### Task goal
Pick out every line in the data below that holds "figures".

### Available data
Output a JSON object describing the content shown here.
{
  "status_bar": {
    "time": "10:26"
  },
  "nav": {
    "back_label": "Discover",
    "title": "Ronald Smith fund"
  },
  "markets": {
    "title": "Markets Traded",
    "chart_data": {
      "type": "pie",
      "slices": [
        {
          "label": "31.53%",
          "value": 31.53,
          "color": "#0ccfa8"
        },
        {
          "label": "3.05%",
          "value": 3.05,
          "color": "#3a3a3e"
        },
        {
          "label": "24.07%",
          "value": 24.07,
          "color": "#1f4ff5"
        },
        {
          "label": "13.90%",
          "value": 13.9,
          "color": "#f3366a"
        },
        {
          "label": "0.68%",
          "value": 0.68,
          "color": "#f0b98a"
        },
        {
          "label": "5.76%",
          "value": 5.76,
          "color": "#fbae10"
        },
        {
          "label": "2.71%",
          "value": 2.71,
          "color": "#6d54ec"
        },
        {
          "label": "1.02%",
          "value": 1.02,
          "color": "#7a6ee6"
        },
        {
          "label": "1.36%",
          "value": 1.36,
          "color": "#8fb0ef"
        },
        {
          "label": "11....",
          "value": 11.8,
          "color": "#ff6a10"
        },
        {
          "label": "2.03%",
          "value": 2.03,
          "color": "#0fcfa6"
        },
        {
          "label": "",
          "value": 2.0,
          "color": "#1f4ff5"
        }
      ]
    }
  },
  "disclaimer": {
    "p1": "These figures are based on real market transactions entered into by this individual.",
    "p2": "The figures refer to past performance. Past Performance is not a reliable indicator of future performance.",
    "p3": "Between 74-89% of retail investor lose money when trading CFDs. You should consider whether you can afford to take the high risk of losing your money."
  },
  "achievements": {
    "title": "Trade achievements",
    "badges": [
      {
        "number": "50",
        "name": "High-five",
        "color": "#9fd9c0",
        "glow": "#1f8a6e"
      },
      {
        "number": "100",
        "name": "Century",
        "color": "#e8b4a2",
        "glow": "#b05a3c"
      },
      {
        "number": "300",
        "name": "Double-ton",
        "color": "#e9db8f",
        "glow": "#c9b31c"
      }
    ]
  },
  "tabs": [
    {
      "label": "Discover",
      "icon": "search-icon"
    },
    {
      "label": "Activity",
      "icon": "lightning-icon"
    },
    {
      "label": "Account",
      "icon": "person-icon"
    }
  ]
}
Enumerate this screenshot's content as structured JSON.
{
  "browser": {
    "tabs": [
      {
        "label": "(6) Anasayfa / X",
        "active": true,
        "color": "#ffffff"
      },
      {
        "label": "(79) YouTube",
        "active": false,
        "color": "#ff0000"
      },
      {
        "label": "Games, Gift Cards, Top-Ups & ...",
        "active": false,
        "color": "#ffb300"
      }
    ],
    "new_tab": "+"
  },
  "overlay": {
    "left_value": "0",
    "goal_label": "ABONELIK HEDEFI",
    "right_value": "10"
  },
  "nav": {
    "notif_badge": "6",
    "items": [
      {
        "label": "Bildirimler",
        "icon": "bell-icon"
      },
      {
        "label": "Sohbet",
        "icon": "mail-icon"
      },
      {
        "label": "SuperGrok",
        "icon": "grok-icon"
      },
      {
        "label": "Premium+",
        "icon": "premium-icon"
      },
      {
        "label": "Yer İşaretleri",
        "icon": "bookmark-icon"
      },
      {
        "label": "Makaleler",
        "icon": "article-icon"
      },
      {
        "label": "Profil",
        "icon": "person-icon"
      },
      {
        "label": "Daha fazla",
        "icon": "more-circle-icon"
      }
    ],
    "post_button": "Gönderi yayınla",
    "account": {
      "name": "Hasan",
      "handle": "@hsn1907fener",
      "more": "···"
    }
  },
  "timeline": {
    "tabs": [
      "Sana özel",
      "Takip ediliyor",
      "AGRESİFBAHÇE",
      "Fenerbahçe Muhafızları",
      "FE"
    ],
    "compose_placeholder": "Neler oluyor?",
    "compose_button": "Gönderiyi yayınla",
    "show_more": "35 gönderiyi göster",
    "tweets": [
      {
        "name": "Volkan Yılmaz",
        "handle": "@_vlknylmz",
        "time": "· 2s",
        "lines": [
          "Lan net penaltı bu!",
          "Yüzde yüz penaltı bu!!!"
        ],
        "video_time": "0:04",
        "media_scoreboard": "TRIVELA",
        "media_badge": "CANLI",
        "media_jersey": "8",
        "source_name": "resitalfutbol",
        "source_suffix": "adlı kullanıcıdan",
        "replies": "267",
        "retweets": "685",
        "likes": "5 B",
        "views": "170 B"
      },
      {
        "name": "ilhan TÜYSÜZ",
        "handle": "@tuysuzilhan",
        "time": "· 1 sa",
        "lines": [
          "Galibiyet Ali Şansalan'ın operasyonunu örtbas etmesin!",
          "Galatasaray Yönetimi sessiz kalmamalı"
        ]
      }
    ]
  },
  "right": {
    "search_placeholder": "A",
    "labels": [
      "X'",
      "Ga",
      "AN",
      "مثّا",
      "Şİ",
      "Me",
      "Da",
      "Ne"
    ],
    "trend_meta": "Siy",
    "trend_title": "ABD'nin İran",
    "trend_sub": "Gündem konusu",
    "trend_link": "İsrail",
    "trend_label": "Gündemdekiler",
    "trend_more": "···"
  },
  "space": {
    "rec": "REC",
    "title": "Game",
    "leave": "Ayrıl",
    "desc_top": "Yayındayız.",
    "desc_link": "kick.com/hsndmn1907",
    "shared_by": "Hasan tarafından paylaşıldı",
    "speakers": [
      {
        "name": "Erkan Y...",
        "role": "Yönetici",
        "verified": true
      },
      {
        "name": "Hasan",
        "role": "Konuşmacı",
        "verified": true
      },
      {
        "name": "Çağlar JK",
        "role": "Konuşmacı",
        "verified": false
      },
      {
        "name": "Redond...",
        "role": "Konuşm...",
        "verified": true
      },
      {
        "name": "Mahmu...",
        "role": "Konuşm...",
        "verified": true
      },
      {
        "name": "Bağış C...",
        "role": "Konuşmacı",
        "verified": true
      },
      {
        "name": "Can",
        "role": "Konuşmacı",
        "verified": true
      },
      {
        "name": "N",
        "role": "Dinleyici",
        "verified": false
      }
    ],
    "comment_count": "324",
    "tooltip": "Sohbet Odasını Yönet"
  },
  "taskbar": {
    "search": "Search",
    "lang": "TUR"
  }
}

### Worked solution
    "p1": "These figures are based on real market transactions entered into by this individual.",
    "p2": "The figures refer to past performance. Past Performance is not a reliable indicator of future performance.",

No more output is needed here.